While there is no format I enjoy more than European glass stereoviews, I tend to enjoy them on the basis of exploring cohesive collections. What I mean by a “cohesive collection” is that the slides are related, and their relation (as well as other clues like captions, notes on boxes, et cetera) offer context to exploring the stereoviews. Although the views in Mystery Box #1 are not the greatest, they are a cohesive collection. Today’s views are not.
These arrived in a slotted box (about the worst method of shipping possible) having been advertised as “200 glass slides from World War One”. The first ~50 slides in the box were indeed nice Brentano’s views; the first 12 of these were used as the auction pictures. However, the rest of the slides were completely random European glass stereoviews. I demanded (and got) a 50% refund; turns out the seller had only looked at the beginning of the box and based his description on the slides pictured.
Collecting and Over-Collecting
My inclination has always been towards over-collecting – that is to say, collecting far more than I’m interested in if it’s even peripherally related to my focal areas. Now that I am in charge of re-organizing and digitizing the Boyd/Jordan/Ference Collection, I no longer have a luxury that I enjoyed while only maintaining my own personal collection. That luxury is space. I have several thousand slides I’ve not even had time to look at; today’s were attached to the Brentano’s Great War slides that accompanied them.
But in the interest of keeping things simple, I just started scanning the first 50 of these last week – and decided as I was scanning that I would deaccession these from my own personal archive. The ~150 European glass stereoviews in the box are not a cohesive collection. There are some damn pretty views in here, but lacking any kind of context (to either explore history or tell a story), they don’t interest me enough to devote the shelf space to them. The captions are in various handwriting styles, in multiple languages. The subjects vary widely. Pretty for pretty’s sake isn’t enough when you live in a small Brooklyn flat.
Deaccessioning Random European Glass Stereoviews
I have listed the entire collection (the 50 images shown plus around 100 more that I didn’t scan) in the boot sale section of the website. This will be the first time I’m actually parting with anything that isn’t an outright duplicate, or that I have zero interest in. These are likely all unique, and I hate parting with unique artifacts. However, I have no desire to be featured on one of those programs where they show hoarder houses. This might be the first of many deaccessions from my private collection, or it might be the only one – it depends on whether all the other boxes of European glass stereoviews I look through and scan are cohesive collections or not.

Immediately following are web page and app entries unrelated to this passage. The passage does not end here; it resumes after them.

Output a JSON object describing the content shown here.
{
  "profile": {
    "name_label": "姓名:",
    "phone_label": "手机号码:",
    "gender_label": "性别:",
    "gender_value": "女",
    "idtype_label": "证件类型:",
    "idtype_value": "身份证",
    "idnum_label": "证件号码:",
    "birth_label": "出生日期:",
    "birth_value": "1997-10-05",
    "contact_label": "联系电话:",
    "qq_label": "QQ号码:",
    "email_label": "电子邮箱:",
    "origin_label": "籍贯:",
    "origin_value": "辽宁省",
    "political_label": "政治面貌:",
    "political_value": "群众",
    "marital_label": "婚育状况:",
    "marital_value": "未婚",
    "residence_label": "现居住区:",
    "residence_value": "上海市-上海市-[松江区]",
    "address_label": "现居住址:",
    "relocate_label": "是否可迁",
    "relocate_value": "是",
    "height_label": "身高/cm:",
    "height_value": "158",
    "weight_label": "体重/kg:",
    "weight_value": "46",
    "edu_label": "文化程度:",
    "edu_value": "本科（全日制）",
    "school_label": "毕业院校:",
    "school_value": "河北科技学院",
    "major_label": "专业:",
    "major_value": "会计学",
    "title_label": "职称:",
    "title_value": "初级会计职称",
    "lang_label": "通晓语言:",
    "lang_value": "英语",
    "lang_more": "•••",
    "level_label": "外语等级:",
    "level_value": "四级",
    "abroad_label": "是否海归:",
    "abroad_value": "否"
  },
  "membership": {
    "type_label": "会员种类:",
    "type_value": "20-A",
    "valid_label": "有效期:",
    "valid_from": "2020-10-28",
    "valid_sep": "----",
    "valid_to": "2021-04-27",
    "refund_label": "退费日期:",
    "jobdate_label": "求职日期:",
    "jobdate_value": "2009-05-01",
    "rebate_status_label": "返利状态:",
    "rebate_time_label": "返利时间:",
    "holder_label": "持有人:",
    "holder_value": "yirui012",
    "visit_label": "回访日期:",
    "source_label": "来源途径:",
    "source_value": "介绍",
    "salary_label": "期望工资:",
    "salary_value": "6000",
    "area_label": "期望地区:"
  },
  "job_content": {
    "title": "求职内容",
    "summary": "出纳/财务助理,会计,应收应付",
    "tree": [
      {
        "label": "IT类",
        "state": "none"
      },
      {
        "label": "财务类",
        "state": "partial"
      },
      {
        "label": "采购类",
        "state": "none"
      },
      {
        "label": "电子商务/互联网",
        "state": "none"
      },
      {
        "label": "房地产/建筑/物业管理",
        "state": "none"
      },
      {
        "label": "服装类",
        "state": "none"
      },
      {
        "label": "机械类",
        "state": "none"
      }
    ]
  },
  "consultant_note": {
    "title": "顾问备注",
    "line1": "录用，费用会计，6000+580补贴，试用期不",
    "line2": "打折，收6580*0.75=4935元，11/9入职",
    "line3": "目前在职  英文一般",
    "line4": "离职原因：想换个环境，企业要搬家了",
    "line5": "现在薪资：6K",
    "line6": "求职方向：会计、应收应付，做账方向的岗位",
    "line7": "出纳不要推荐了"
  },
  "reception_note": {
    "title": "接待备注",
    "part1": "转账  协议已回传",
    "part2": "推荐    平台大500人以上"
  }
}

While these are not suitable for my archives, I know there are plenty of people who collect slides from all over just to own lots of interesting views. If that happens to be you, you might want to grab them, because obviously I only have one of each of these! And if not, hopefully you’ll get enjoyment from some subset of these. There are quite a few images here that I like quite a bit. It’s just not enough to hold on it them.
Unlike most scans I make of glass, these were scanned to .JPG with no modification either in the scanner software or in Photoshop. Generally, I scan to DNG and enhance the image, clean major nonsense off of it, etc. However, as these are going to be offered for sale, they are exactly as they appear – admittedly, quite a bit worse than they look through a proper stereoscope. No matter what process is used, a computer screen is never the best way to enjoy European glass stereoviews.
As always, anaglyphs are a fun way to see 3D on a computer for those who cannot parallel view. Generally, 45x107mm European glass stereoviews do not produce the greatest anaglyphs, and this is as true here as anywhere. Unlike the basic scans shown above, some minimal amount of interpretation on my part was obviously necessary to create pleasing anaglyphs. The experience of these slides through a viewer (I used a handheld Unis whilst scanning) is far more enjoyable.